Here’s another bonus; By building and reinforcing this personal relationship between us viewers and the programmes we are watching and chatting about, broadcasters will be able to encourage us to watch their programming live and in real-time. As a result, we will be less likely to fast-forward through the advertising messages as we often do now when we’ve DVR’ed a programme.
For content providers, the always-on experience helps to drive revenue opportunities. As Gartner points out, “Creating an attractive social ecosystem can enhance the TV viewing experience, which can bring consumers back to enjoying TV shows.”
Multi-screening enables a new shared experience around real-time content. “The result will be to connect diverse fan bases, create wider discussion forums,” states Gartner, “and ultimately, drive new revenue streams based on greater real-time viewing and stronger consumer ties to content.”

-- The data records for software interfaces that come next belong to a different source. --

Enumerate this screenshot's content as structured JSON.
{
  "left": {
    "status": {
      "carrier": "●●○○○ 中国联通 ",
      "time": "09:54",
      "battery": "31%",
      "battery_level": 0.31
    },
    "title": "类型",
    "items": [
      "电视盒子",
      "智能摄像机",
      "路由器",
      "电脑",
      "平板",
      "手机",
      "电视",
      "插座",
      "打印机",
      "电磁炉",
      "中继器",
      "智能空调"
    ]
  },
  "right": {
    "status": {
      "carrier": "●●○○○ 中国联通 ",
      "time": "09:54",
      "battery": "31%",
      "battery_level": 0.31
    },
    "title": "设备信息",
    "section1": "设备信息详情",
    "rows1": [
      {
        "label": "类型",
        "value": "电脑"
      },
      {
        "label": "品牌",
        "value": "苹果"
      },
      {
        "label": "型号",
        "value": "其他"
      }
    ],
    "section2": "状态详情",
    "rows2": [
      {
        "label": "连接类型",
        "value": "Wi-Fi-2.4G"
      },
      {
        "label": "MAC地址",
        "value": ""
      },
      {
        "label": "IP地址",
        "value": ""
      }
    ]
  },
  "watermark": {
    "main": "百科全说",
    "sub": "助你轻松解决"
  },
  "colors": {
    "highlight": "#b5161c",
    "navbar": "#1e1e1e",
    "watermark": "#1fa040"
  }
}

Once again, the media company’s CMS is the foundation upon which this bond between content, consumers, channels and advertisers can be built. The CMS manages the content. It manages the integration between web, tablet, mobile, and TV. It can manage the preferences of content consumers. It can also manage the display of relevant advertising content on each device. And, in some cases, it can target the delivery of advertising to specific consumers or audience segments.
Of course, all the benefits of working in – and managing – a multi-screen world can disappear in an instant if a media company must employ more and more staff members to prepare content for all these different devices. This is where responsive web design comes into play, and becomes another critical component of the multi-channel CMS platform.
In simple terms, responsive design is a website development technique for creating web pages that dynamically adapt to any screen size and orientation. For widescreen desktop and laptop monitors, responsively designed web pages expand to fill the entire screen. For mobile phones and tablet devices, the pages automatically adapt to these smaller screen sizes.
For broadcasters, a CMS that supports responsive design is an enabler for both complementary and multi-tasking usage, because it gives media companies the ability to supply audiences with contextually relevant content that displays well on all digital devices. And, that helps to build engagement, loyalty, and brand equity.
In an always-on world, the most successful broadcasters are those that can take us on a journey, driving us between media channels throughout the day, delivering relevant and responsive content based on our needs, our behaviours, our context, and our engagement histories.
- “Gartner Market Insight: Leverage Social TV Experiences to Drive Consumers to Engage in Content and Develop Loyalty,” June 2012 by Michael Gartenberg and Mikako Kitagawa
- “The New Multi-screen World: Understanding Cross-platform Consumer Behavior,” August 2012 by Google
- “Practical Innovation at Chaines Tele Astral: Growing a Digital Media Business with Content Management Strategies and Technologies,” May 2012 by Mary LaPlante and Bill Trippe, Outsell Inc.